In the deal, Nashville also acquired a conditional fifth-round pick in 2012 they will get it if Geoffrion plays at least 40 games in Montreal next season; he is reporting to their AHL affiliate in Hamilton. The Predators gave up a second-round pick in 2013, minor league forward Robert Slaney and Nashville area native Blake Geoffrion whose grandfather and great-grandfather are both in the Hall of Fame.
"It was tremendously exciting when we drafted Blake," Poile said, "and, obviously, when he played for us in Nashville. It just didn't work out this year for Blake, but I think Montreal's got a real good player here The fact that his name is Geoffrion should work wonders in Montreal. I think in terms of trading Blake, this was the place to trade him. I think it was a little bit of a unique situation with the history. I believe it's good for Montreal to get Blake."
Geoffrion's grandfather, Bernie "Boom Boom" Geoffrion, had his number retired by the Canadiens and won the Art Ross Trophy for leading the league in points in 1955 and again in 1961, the same year he won the Hart Trophy as league MVP. He is considered the inventor of the slap shot. Blake Geoffrion's great-grandfather is Howie Morenz, who won the Art Ross in 1928 and 1931 and the Hart in '28, '31 and '32.
Geoffrion's father Danny, who settled in Middle Tennessee, where Blake was raised, had a brief NHL career, playing 32 games for the Canadiens in 1979-80, making Blake a fourth-generation Canadien potentially a first in the history of North American professional sports.
Canadiens fans follow their team with an intensity that is perhaps unrivaled in North America and that full glare will soon focus on Blake, a promising two-way player who struggled in the production department this season, but was effective last season and in the playoffs for Nashville.
Geoffrion responded to the trade via Twitter.
"Wow..what a day...its bitter sweet, going to miss my hometown of nashville, but going to where it all started with my family...MONTREAL!!!"
He also added: "Want to thank all of the fans of nashville for all the support over the last two years.....going to miss you guys...."
At 6-foot-1, 190 pounds, he was a second-round pick in 2006 by Nashville, 56th overall, and won the Hobey Baker Award at Wisconsin as the NCAA's top player. In 22 games this season, he had no goals and three assists and a minus-2 rating. The center was sent to the minors just before the start of the New Year. He had six goals and two assists and a plus-3 rating in 20 games last season in Nashville and no goals, two assists and a plus-1 rating in 12 playoff games.

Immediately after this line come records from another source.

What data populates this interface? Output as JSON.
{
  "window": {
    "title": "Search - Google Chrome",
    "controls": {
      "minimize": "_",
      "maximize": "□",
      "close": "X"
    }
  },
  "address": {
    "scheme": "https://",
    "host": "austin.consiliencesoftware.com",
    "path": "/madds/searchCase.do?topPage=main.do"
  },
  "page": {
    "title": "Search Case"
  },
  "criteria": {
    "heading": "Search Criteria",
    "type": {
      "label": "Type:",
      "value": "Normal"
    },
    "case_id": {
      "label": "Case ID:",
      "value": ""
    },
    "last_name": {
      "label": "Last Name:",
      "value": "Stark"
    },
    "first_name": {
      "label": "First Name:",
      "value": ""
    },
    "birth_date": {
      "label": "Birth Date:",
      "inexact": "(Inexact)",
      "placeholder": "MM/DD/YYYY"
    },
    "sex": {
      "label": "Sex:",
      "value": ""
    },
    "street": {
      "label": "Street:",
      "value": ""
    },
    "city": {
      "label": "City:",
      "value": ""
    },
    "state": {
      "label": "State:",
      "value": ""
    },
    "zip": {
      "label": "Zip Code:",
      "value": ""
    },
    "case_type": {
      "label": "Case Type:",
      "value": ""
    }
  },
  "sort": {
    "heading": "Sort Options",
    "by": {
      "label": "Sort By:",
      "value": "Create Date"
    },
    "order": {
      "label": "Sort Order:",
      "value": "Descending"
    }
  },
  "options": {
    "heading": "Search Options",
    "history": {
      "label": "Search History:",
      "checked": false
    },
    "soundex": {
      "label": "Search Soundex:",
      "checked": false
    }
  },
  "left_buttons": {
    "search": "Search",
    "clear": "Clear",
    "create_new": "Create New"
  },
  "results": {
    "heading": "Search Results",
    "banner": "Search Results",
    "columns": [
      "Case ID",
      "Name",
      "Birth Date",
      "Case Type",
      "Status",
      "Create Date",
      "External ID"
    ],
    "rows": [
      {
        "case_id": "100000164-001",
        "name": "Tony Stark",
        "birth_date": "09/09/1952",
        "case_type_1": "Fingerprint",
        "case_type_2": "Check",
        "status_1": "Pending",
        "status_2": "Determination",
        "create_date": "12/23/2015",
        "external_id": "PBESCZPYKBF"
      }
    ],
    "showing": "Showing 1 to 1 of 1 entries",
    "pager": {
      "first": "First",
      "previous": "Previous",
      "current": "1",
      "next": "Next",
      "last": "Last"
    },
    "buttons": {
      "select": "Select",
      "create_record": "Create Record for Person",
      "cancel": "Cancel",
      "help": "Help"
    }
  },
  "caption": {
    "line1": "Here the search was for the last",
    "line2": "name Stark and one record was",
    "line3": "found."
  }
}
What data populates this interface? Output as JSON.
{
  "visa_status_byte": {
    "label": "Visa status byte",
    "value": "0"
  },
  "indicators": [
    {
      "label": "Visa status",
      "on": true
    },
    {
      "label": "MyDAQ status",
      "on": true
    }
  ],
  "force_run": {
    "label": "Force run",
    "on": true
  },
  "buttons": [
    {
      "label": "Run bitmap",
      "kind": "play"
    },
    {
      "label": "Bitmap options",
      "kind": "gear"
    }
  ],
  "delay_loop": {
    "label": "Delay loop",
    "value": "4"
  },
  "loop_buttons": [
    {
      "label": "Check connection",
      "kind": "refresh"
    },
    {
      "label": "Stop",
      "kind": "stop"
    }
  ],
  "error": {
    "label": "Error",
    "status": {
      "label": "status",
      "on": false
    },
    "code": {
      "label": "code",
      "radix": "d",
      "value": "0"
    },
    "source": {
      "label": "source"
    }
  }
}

Poile said Geoffrion was one of a number of players who were not playing well at the time he was sent down.
"That's the real hard question to answer," Poile said, as to why Geoffrion wasn't playing well. "He was struggling. So was our hockey club and we didn't really get out of the gate really strong this year. There were a lot of guys who, I would say, were under-performing from their pace from last year. We started the year and still are the youngest team in the NHL
"Blake was just not quite as effective in terms of getting points or plusminus or any of those things. He was just off. To me, it was probably more of a team situation."
At the start of his career, Poile served as assistant general manager of the Atlanta Flames. The team was coached by "Boom Boom" Geoffrion. Poile also has gotten to know Danny Geoffrion in recent years. Trading a popular local player was not easy, Poile said, saying he was "very torn." Geoffrion's contract is set to expire at season's end.
"Like I said, if it wasn't Montreal, a unique situation, with his family, the history, all that stuff, I probably wouldn't have traded him and would've worked hard to get Blake back here. So it's an extremely tough decision to do that because of the obvious ties to Nashville. I mean, it was fabulous to have a local player here.
"That's a tough part of the business."